1 month ago
Paint, glue, buttons, fibres, tooth remineralisation - under 'casein' in wikipedia -
1 month ago

John Venn wrote:
Now that I am writing about this, if you want a frankentree, I thing you need to do a chipbudding or oculate the tree. If you craft a branch I think the tree will invest in its own branches rather than the graft but I have no experience in this. (I want to do this myself, so please, let me know) I only know that the rootstock will develop shoots that need to be trimmed back during the summer or otherwise the scion will die off, even if it took in the beginning.
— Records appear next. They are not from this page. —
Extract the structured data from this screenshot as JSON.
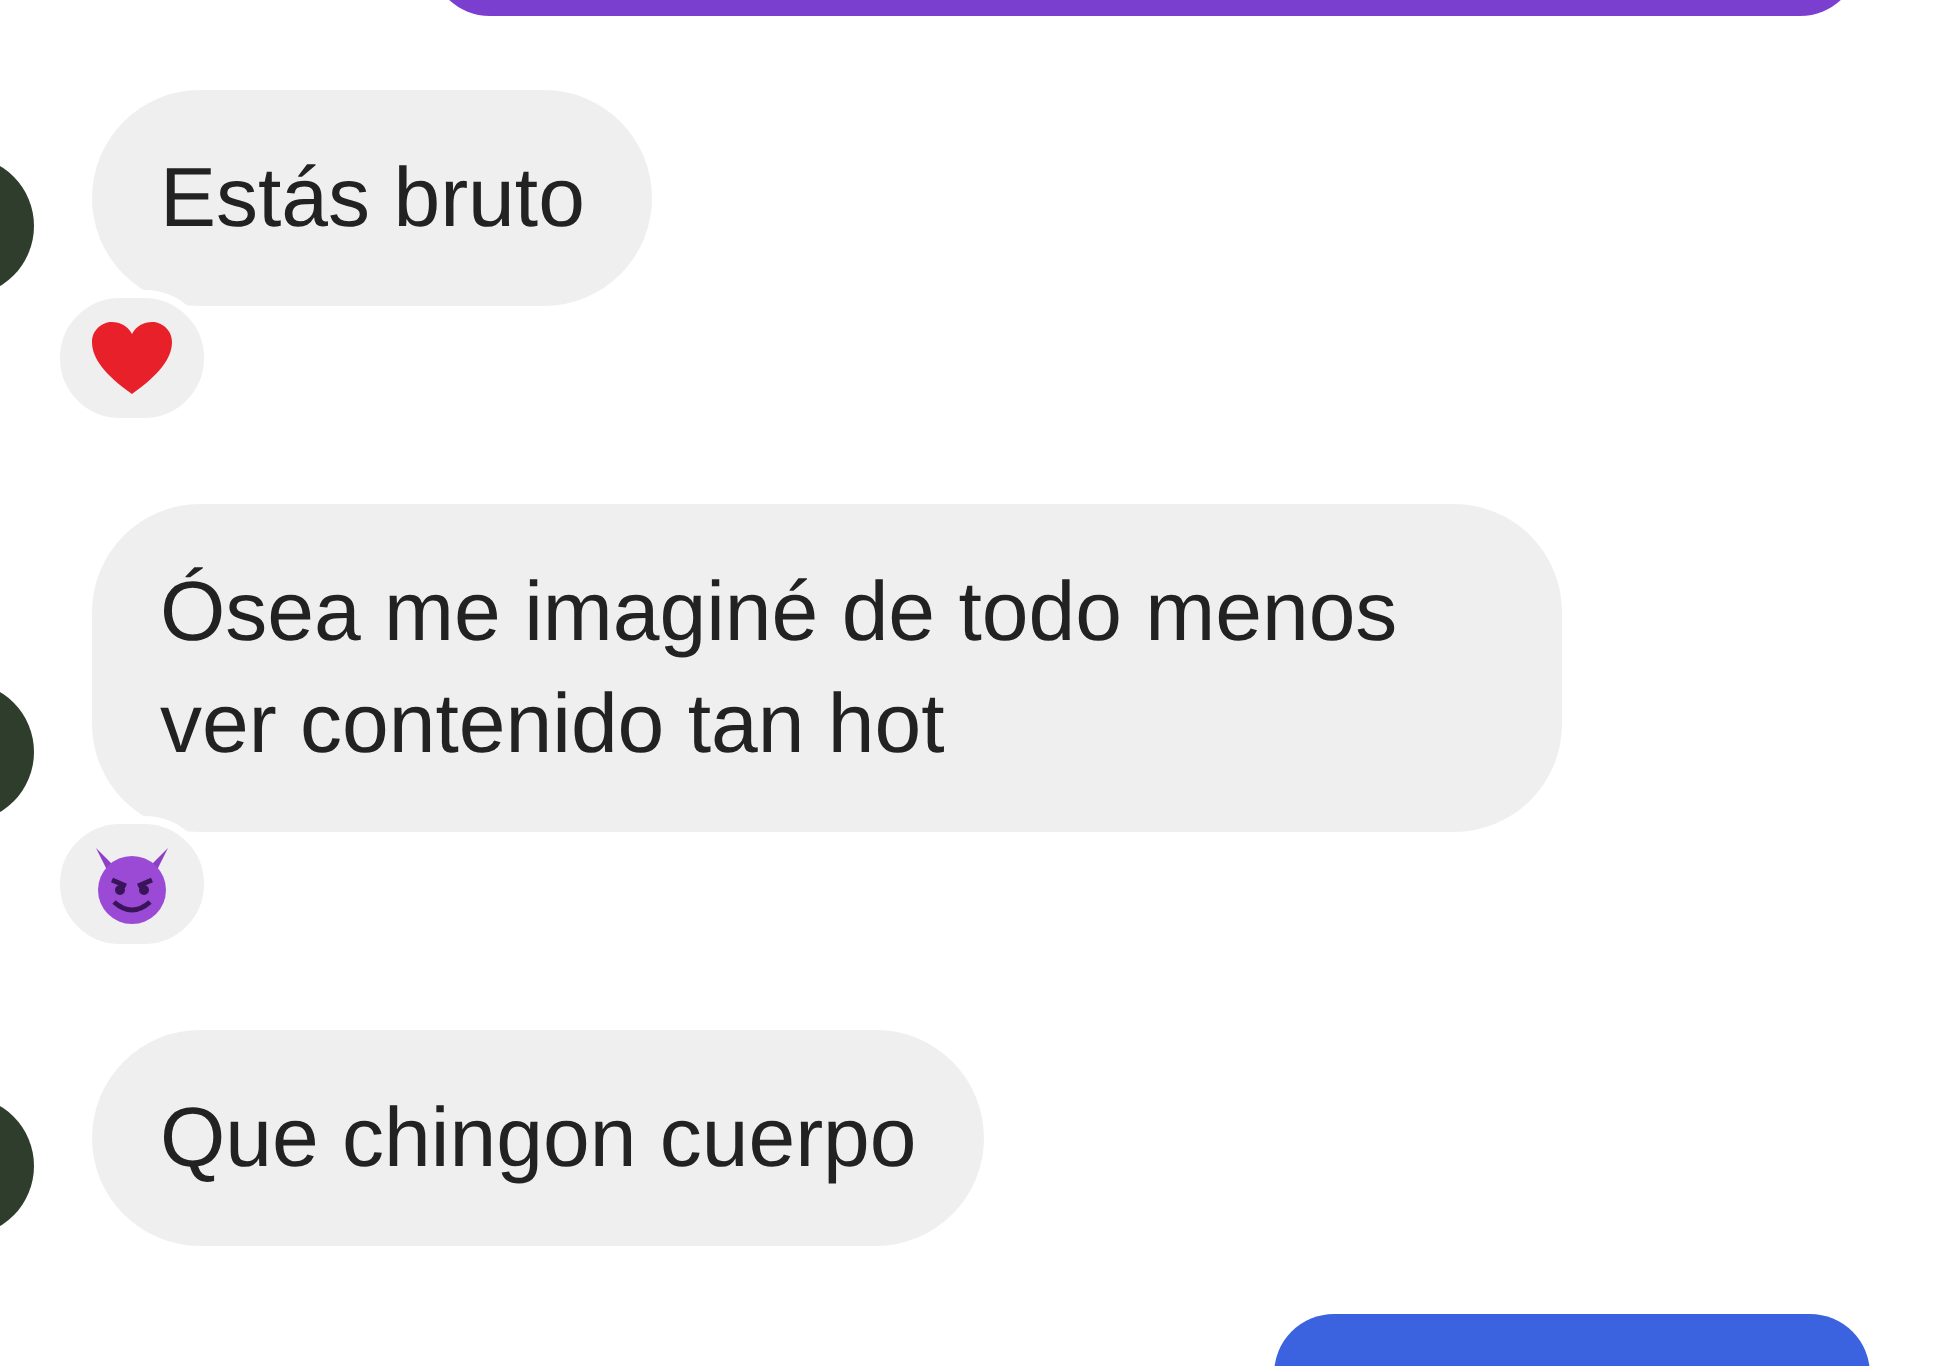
{
  "top_bubble": {
    "color": "#7b3fd0"
  },
  "messages": [
    {
      "text": "Estás bruto",
      "reaction": {
        "kind": "heart"
      }
    },
    {
      "text": "Ósea me imaginé de todo menos ver contenido tan hot",
      "reaction": {
        "kind": "devil"
      }
    },
    {
      "text": "Que chingon cuerpo"
    }
  ],
  "bottom_bubble": {
    "color": "#3b63e0"
  }
}
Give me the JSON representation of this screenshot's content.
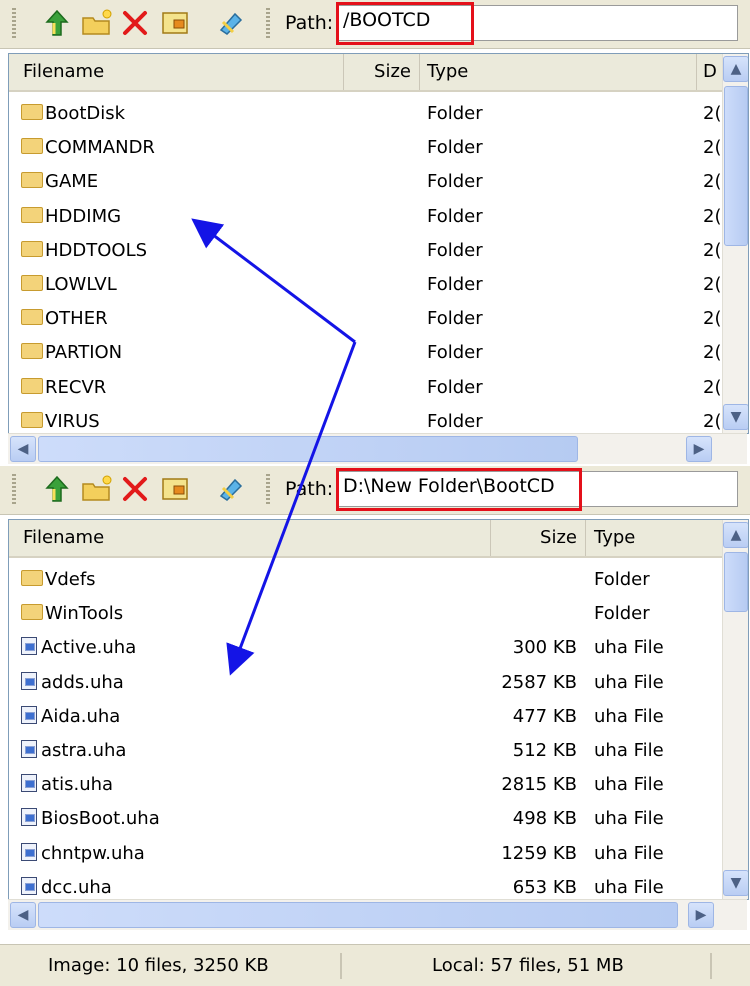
{
  "top": {
    "path_label": "Path:",
    "path_value": "/BOOTCD",
    "columns": [
      "Filename",
      "Size",
      "Type",
      "D"
    ],
    "rows": [
      {
        "name": "BootDisk",
        "size": "",
        "type": "Folder",
        "date": "2("
      },
      {
        "name": "COMMANDR",
        "size": "",
        "type": "Folder",
        "date": "2("
      },
      {
        "name": "GAME",
        "size": "",
        "type": "Folder",
        "date": "2("
      },
      {
        "name": "HDDIMG",
        "size": "",
        "type": "Folder",
        "date": "2("
      },
      {
        "name": "HDDTOOLS",
        "size": "",
        "type": "Folder",
        "date": "2("
      },
      {
        "name": "LOWLVL",
        "size": "",
        "type": "Folder",
        "date": "2("
      },
      {
        "name": "OTHER",
        "size": "",
        "type": "Folder",
        "date": "2("
      },
      {
        "name": "PARTION",
        "size": "",
        "type": "Folder",
        "date": "2("
      },
      {
        "name": "RECVR",
        "size": "",
        "type": "Folder",
        "date": "2("
      },
      {
        "name": "VIRUS",
        "size": "",
        "type": "Folder",
        "date": "2("
      }
    ]
  },
  "bottom": {
    "path_label": "Path:",
    "path_value": "D:\\New Folder\\BootCD",
    "columns": [
      "Filename",
      "Size",
      "Type"
    ],
    "rows": [
      {
        "name": "Vdefs",
        "size": "",
        "type": "Folder",
        "icon": "folder"
      },
      {
        "name": "WinTools",
        "size": "",
        "type": "Folder",
        "icon": "folder"
      },
      {
        "name": "Active.uha",
        "size": "300 KB",
        "type": "uha File",
        "icon": "file"
      },
      {
        "name": "adds.uha",
        "size": "2587 KB",
        "type": "uha File",
        "icon": "file"
      },
      {
        "name": "Aida.uha",
        "size": "477 KB",
        "type": "uha File",
        "icon": "file"
      },
      {
        "name": "astra.uha",
        "size": "512 KB",
        "type": "uha File",
        "icon": "file"
      },
      {
        "name": "atis.uha",
        "size": "2815 KB",
        "type": "uha File",
        "icon": "file"
      },
      {
        "name": "BiosBoot.uha",
        "size": "498 KB",
        "type": "uha File",
        "icon": "file"
      },
      {
        "name": "chntpw.uha",
        "size": "1259 KB",
        "type": "uha File",
        "icon": "file"
      },
      {
        "name": "dcc.uha",
        "size": "653 KB",
        "type": "uha File",
        "icon": "file"
      }
    ]
  },
  "status": {
    "image": "Image: 10 files, 3250 KB",
    "local": "Local: 57 files, 51 MB"
  },
  "toolbar_icons": [
    "up-folder-icon",
    "new-folder-icon",
    "delete-icon",
    "properties-icon",
    "refresh-icon"
  ],
  "colors": {
    "highlight": "#e4101a",
    "arrow": "#1414e6",
    "toolbar": "#ece9d8"
  }
}
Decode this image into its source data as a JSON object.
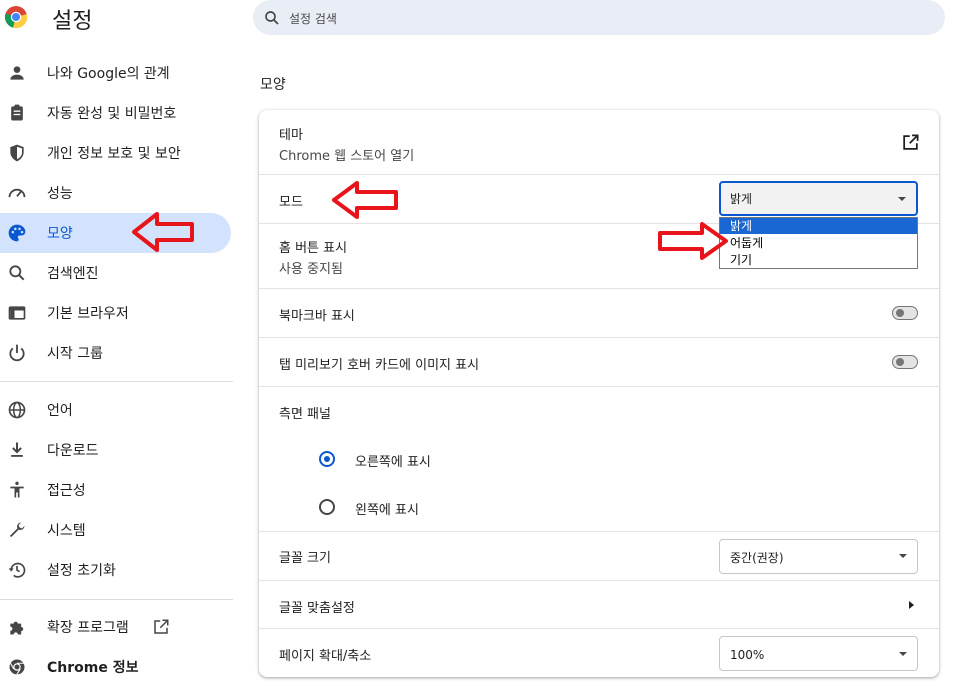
{
  "app": {
    "title": "설정"
  },
  "search": {
    "placeholder": "설정 검색"
  },
  "sidebar": {
    "items": [
      {
        "label": "나와 Google의 관계",
        "icon": "person-icon"
      },
      {
        "label": "자동 완성 및 비밀번호",
        "icon": "clipboard-icon"
      },
      {
        "label": "개인 정보 보호 및 보안",
        "icon": "shield-icon"
      },
      {
        "label": "성능",
        "icon": "speedometer-icon"
      },
      {
        "label": "모양",
        "icon": "palette-icon",
        "selected": true
      },
      {
        "label": "검색엔진",
        "icon": "search-icon"
      },
      {
        "label": "기본 브라우저",
        "icon": "browser-icon"
      },
      {
        "label": "시작 그룹",
        "icon": "power-icon"
      },
      {
        "label": "언어",
        "icon": "globe-icon"
      },
      {
        "label": "다운로드",
        "icon": "download-icon"
      },
      {
        "label": "접근성",
        "icon": "accessibility-icon"
      },
      {
        "label": "시스템",
        "icon": "wrench-icon"
      },
      {
        "label": "설정 초기화",
        "icon": "history-icon"
      },
      {
        "label": "확장 프로그램",
        "icon": "puzzle-icon"
      },
      {
        "label": "Chrome 정보",
        "icon": "chrome-icon"
      }
    ]
  },
  "main": {
    "section_title": "모양",
    "theme": {
      "label": "테마",
      "sublabel": "Chrome 웹 스토어 열기"
    },
    "mode": {
      "label": "모드",
      "selected": "밝게",
      "options": [
        "밝게",
        "어둡게",
        "기기"
      ]
    },
    "home_button": {
      "label": "홈 버튼 표시",
      "sublabel": "사용 중지됨"
    },
    "bookmarks_bar": {
      "label": "북마크바 표시",
      "enabled": false
    },
    "tab_preview": {
      "label": "탭 미리보기 호버 카드에 이미지 표시",
      "enabled": false
    },
    "side_panel": {
      "label": "측면 패널",
      "options": [
        {
          "label": "오른쪽에 표시",
          "checked": true
        },
        {
          "label": "왼쪽에 표시",
          "checked": false
        }
      ]
    },
    "font_size": {
      "label": "글꼴 크기",
      "value": "중간(권장)"
    },
    "customize_fonts": {
      "label": "글꼴 맞춤설정"
    },
    "page_zoom": {
      "label": "페이지 확대/축소",
      "value": "100%"
    }
  },
  "colors": {
    "accent": "#0b57d0",
    "annotation_arrow": "#e8141b"
  }
}
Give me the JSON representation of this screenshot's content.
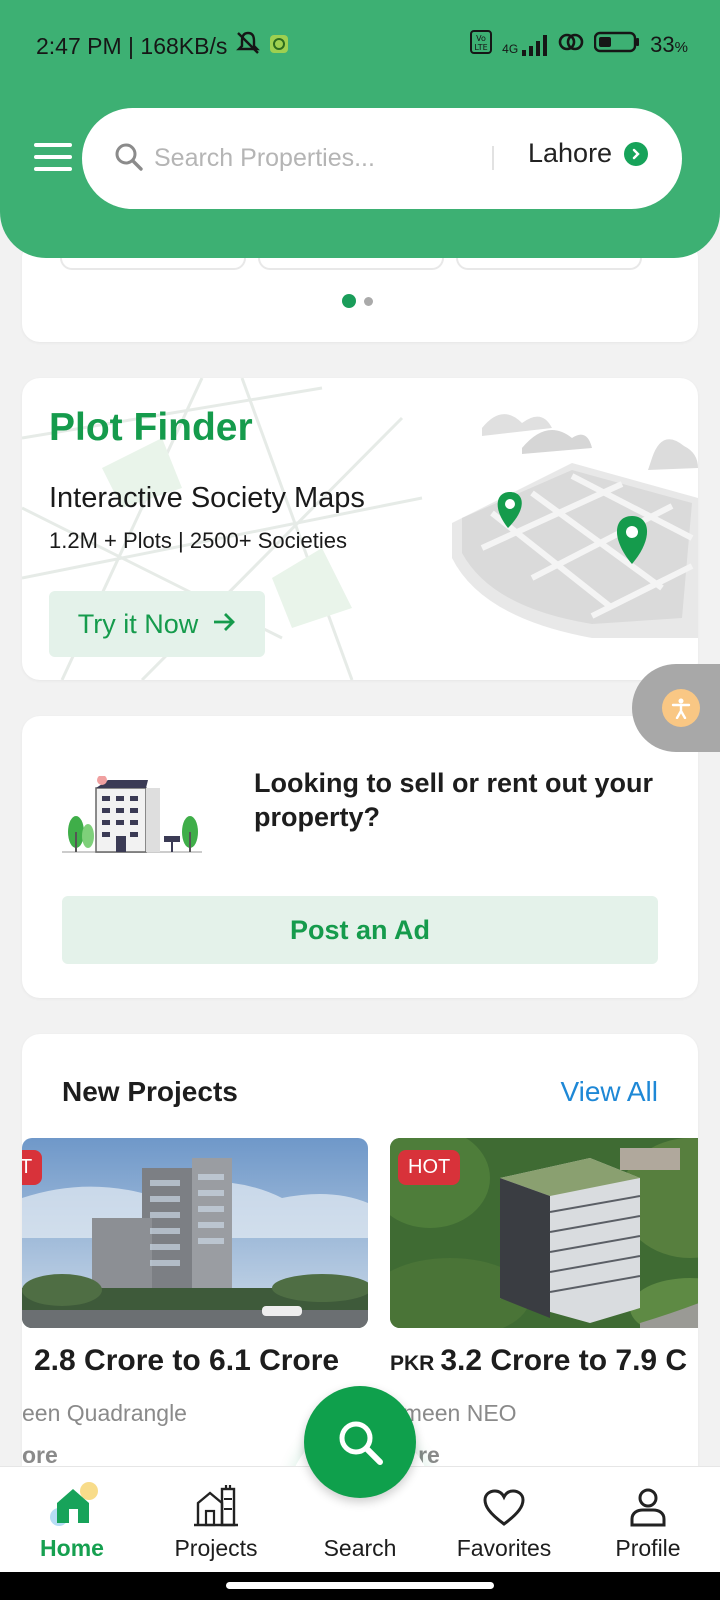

I've grafted a Wisley Crab onto a runt seedling, that already had many branches. I trimmed back competing nearby branches. That was enough - the WC's away. It's a fairly vigorous rootstock, so could be a while before I get fruit. I'm now after using two side limbs for alternative scions.
What I worry about is folks guerilla grafting onto street ornamentals, inserting twigs below the crown. They risk being shaded out.
1 month ago

marie-helene kutek wrote:
The topic reminded me of a BBC UK  TV series that ran in 1987 - the victorian kitchen garden, with a book by Jennifer Davies, which is in my library, well, on a shelf
I had on very quick look on the net. There is reference to the series, not sure if it streams. That’s beyond my connection.

2h38m of Victorian Kitchen Garden.
1 month ago

Gina Jeffries wrote:
I do have a really awesome grafting tool that works well on larger branches with no chance of slicing my thumb open. The grafts I made last year with it look awesome!

Grafting tool

Using a sharp knife, I wear a leather gardening glove on the hand that's in the direction of the blade, and cut steadily with a rocking motion.
Interestingly, I looked up Gina's grafting tool - and found an alternative, looks almost identical except appears to have 2 blades not 3, for a lot less + postage . Same maker or a clone of lesser quality? I've had an issue with Hohner harmonicas - expensive in cardboard box good, cheap lookalike with Hohner case etc  not tuned.
1 month ago